The US Department of Commerce has imposed a five-year-long 414.92% anti-dumping duty on Sasol for imports of acetone, effectively closing off the US market to the oil and chemicals company.
According to a statement on the US's International Trade Administration's website on 6 February 2019, the US had imposed the anti-dumping penalties against Belgium, South Korea and South Africa. The decision came following an investigation into an alleged dumping complaint lodged in 2018 by the Coalition for Acetone Fair Trade against producers of acetone in these countries as well as Saudi Arabia, Singapore and Spain.
On 5 April 2019, the investigators – the US Department of Commerce (DOC) and the International Trade Commission (ITC) – determined that Sasol's acetone caused injury to the US market. However, Sasol challenged this on the grounds that for a case of dumping to hold, the product should be a like-for-like product. According to Sasol, its imported acetone was not a comparable product in that it did not contain benzene, Sasol said in a statement issued in response to questions from Fin24.
"Sasol's technical report was rejected.
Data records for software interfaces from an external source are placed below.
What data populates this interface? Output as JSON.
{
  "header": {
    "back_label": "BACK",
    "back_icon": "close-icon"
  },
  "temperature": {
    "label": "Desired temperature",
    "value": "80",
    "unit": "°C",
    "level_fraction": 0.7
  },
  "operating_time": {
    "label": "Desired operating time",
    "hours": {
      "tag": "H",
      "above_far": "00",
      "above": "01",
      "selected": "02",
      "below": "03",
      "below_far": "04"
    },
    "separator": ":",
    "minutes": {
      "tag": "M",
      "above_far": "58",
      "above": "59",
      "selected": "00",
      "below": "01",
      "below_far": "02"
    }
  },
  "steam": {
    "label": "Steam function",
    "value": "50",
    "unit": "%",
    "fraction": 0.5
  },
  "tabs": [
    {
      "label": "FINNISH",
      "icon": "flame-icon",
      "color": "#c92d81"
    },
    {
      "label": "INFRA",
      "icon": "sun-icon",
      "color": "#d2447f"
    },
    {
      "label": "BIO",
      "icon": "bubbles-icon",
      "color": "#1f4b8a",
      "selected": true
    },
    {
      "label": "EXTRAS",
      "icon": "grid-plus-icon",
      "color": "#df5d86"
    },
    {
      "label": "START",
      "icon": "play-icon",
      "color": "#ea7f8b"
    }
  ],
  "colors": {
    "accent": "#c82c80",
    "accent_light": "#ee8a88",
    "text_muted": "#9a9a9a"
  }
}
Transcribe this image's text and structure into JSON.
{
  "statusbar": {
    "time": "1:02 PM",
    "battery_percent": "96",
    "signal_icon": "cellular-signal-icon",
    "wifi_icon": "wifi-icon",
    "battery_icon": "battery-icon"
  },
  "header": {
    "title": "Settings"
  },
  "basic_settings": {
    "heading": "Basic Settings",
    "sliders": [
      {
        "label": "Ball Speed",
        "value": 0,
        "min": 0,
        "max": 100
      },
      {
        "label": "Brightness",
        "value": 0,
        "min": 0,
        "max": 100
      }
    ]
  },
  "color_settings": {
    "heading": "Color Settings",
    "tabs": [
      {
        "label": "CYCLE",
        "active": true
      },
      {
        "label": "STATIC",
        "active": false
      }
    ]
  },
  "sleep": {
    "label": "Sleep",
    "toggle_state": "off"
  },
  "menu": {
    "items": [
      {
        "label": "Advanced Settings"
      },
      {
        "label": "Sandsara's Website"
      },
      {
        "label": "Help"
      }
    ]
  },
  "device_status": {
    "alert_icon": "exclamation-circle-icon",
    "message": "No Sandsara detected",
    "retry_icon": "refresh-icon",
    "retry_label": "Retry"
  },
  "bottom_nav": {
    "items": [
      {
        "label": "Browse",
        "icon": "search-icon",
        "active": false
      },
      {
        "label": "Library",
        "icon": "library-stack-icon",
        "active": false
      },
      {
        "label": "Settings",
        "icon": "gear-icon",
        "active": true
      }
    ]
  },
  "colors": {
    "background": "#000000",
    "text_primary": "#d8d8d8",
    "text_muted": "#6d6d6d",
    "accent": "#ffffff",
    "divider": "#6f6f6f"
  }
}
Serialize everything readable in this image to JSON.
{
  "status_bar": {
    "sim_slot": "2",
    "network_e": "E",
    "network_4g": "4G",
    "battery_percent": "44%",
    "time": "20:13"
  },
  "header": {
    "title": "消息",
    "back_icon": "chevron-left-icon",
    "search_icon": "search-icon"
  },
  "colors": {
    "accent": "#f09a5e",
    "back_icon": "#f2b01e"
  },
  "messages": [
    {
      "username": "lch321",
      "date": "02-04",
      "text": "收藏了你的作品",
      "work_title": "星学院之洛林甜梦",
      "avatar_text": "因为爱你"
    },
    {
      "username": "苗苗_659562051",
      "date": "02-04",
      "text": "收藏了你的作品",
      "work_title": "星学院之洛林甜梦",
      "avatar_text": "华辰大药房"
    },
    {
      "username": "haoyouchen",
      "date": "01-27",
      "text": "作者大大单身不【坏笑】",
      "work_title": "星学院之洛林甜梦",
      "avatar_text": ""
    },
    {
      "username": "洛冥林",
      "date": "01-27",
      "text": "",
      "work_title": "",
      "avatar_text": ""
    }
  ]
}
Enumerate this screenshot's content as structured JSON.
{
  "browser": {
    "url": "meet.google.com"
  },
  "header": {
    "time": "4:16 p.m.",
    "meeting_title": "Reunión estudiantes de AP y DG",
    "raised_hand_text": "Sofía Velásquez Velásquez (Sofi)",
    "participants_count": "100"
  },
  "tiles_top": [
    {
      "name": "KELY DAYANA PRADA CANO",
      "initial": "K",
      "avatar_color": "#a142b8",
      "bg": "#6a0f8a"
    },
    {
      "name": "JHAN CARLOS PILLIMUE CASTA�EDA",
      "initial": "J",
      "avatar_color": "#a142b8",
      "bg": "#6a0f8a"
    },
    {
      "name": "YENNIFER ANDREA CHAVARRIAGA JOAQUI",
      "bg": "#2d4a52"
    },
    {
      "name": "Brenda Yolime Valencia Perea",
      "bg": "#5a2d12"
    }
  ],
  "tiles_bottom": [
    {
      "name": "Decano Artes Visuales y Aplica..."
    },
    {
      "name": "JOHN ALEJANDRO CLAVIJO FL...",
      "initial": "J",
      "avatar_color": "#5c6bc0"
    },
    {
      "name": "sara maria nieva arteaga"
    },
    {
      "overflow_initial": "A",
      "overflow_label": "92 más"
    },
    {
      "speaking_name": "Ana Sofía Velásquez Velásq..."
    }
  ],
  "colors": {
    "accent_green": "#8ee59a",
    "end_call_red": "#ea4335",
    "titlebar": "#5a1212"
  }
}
In our view the ITC failed to give due and proper regard to the content of Sasol's submission," the group said. The DOC then issued a preliminary duty of 45.85% on 17 September 2019 and Sasol eventually withdrew its defence by the end of September 2019.
Sasol said that the withdrawal of its defence is not an admission of alleged dumping. "In fact, we are of the view that the ruling has been unjust in many respects. Sasol is committed to comply with all laws and regulations in all jurisdictions in which we operate."
The DOC continued its investigation and decided on a final determination of an anti-dumping duty of 414.92%, which is enforceable up until 2025.
"It must be noted that the DOC initially imposed a duty band between 12.83% - 410.22% but due to Sasol's withdrawing its defence, the DOC selected to choose the higher end of the duty band plus a penalty, resulting in the 414%.92%," the group said.
Given the magnitude of the duty and the period for which it applies, Sasol said the US acetone market would be closed to it "indefinitely".
"Sasol will regrettably no longer export acetone to the US," the group said. "While it is unfortunate for the company to lose our position in the US, there are other regions and customers who are receptive to buying more volumes from Sasol," the group added.
It's been a difficult few weeks for Sasol, as it lost nearly 90% of its value over the past year as the oil price crashed, following a price war and reduced demand as travel bans are instituted in an effort to curb the coronavirus outbreak.
The group, however, has released a new plan to raise $6 billion or R100 billion by the end of 2021. This will be done through a rights issue of R33 billion worth of shares, a cash conservation programme aimed to raise $2 billion and an asset disposal to raise another $2 billion.
Sasol said it currently has available liquidity of approximately $2.5 billion, with no significant debt maturing before May 2021.
Sasol's share price, which opened at R33.96 on Friday, was trading 7.95% weaker at R27.80 around 14:30, a stark difference to a year ago, when it was tradign around R450.